There are, of course, a host of other unique aspects. Many religions, for instance, have their own Scriptures, but none are as well documented and attested to as the Bible is. Lots of religions claim miracles, but none so remarkable or supportable as Christianity. There is the impact that Christianity has had over against all other religions. Christianity has produced massive change in our world. Modern science owes its existence to the Christian worldview. Much of modern ethics are shaped by a Christian worldview, including monogamy and marital fidelity, compassion and mercy, and a work ethic. The first book that was printed was a Bible. Mass education was instituted so people could read their Bibles. Christianity was the first to challenge gender roles when Christ appeared first to Mary Magdalene and the value of children when Jesus said, "Let the children come to Me." (Matt 19:14) Christianity has produced charitable organizations and hospitals as part of its "love your neighbor as yourself" mantra. There is the quite unusual rooting of the faith in history rather than mere "faith". From Creation to Israel, from the Jews to the Gentiles, from Adam to the Second Adam, from the God of the Old Testament to the God Incarnate of the New, ours is an historical religion deeply connected to historical events. Just to name a few.
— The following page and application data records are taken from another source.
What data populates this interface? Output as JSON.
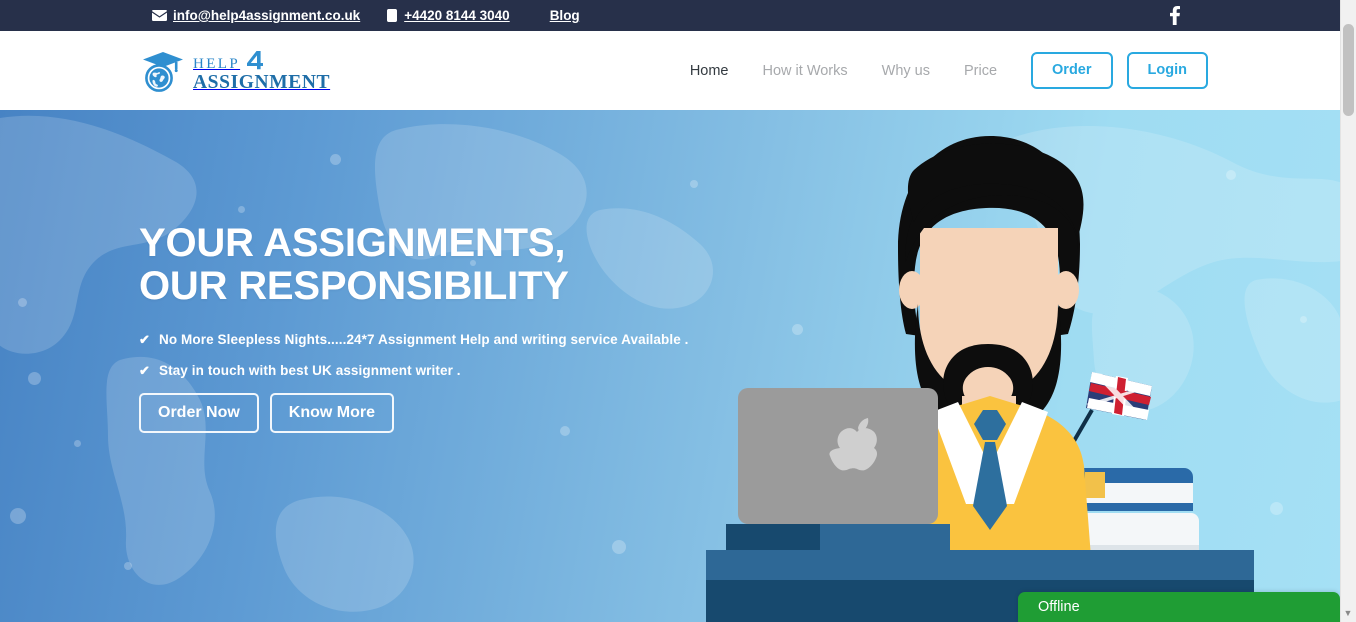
{
  "topbar": {
    "email": "info@help4assignment.co.uk",
    "email_icon": "envelope-icon",
    "phone": "+4420 8144 3040",
    "phone_icon": "phone-icon",
    "blog": "Blog",
    "social_icon": "facebook-icon",
    "background": "#27304a"
  },
  "logo": {
    "mark_icon": "graduation-cap-globe-icon",
    "word_help": "HELP",
    "word_four": "4",
    "word_assignment": "ASSIGNMENT",
    "color_primary": "#2a86c8",
    "color_secondary": "#1f6ea8"
  },
  "nav": {
    "links": [
      {
        "label": "Home",
        "active": true
      },
      {
        "label": "How it Works",
        "active": false
      },
      {
        "label": "Why us",
        "active": false
      },
      {
        "label": "Price",
        "active": false
      }
    ],
    "order_label": "Order",
    "login_label": "Login",
    "accent": "#29a9e0",
    "active_color": "#333a40",
    "inactive_color": "#a7a9ac"
  },
  "hero": {
    "headline": "YOUR ASSIGNMENTS,\nOUR RESPONSIBILITY",
    "bullets": [
      {
        "check_icon": "check-icon",
        "text": "No More Sleepless Nights.....24*7 Assignment Help and writing service Available ."
      },
      {
        "check_icon": "check-icon",
        "text": "Stay in touch with best UK assignment writer ."
      }
    ],
    "primary_cta": "Order Now",
    "secondary_cta": "Know More",
    "gradient_from": "#4783c4",
    "gradient_to": "#a5e0f5",
    "illustration": {
      "name": "student-at-desk-illustration",
      "hair_color": "#0d0d0d",
      "skin_color": "#f5d3b8",
      "sweater_color": "#fbc githubusercontent",
      "sweater": "#fac33f",
      "shirt_color": "#ffffff",
      "tie_color": "#2d6f9e",
      "laptop_color": "#9b9b9b",
      "desk_color": "#2e6896",
      "desk_dark": "#17496e",
      "book_blue": "#2a6aa8",
      "book_red": "#e23b35",
      "book_white": "#f4f7f9",
      "bookmark_color": "#f2c14a",
      "flag_icon": "union-jack-flag-icon",
      "laptop_logo_icon": "apple-logo-icon"
    }
  },
  "chat": {
    "status_label": "Offline",
    "background": "#1f9d34"
  },
  "scrollbar": {
    "thumb_color": "#c1c1c1",
    "track_color": "#f1f1f1",
    "down_arrow_icon": "chevron-down-icon"
  }
}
It cannot be true that all religions are equally valid since all religions contradict each other. It is true that there are many religions, and most of them bear the same basic "markings" -- be good and you'll be fine. In the particulars they may differ, but they're largely the same. And, yes, it is true that many within Christendom hold positions differing from Christianity. These produced the Crusades, allowed slavery in America, and argue for racism on a biblical basis ... and they're wrong. Christianity stands alone in its truth claims. Jesus said, "No man comes to the Father but by Me" (John 14:6), declaring Christianity as the exclusive means of getting to God. There are many fundamental components of Christianity that make it completely unique. Now, it could theoretically still be true that Christianity is wrong, but what cannot be true is that it bears equal validity as any other religion. Either it is the one, true religion or it is not true at all. Of course, given the massive body of Apologia, that which defends the faith, and that singular component, the relationship of the believer to God Himself, I have little doubt as to the truth of Christianity. It is, truly, unique among religions.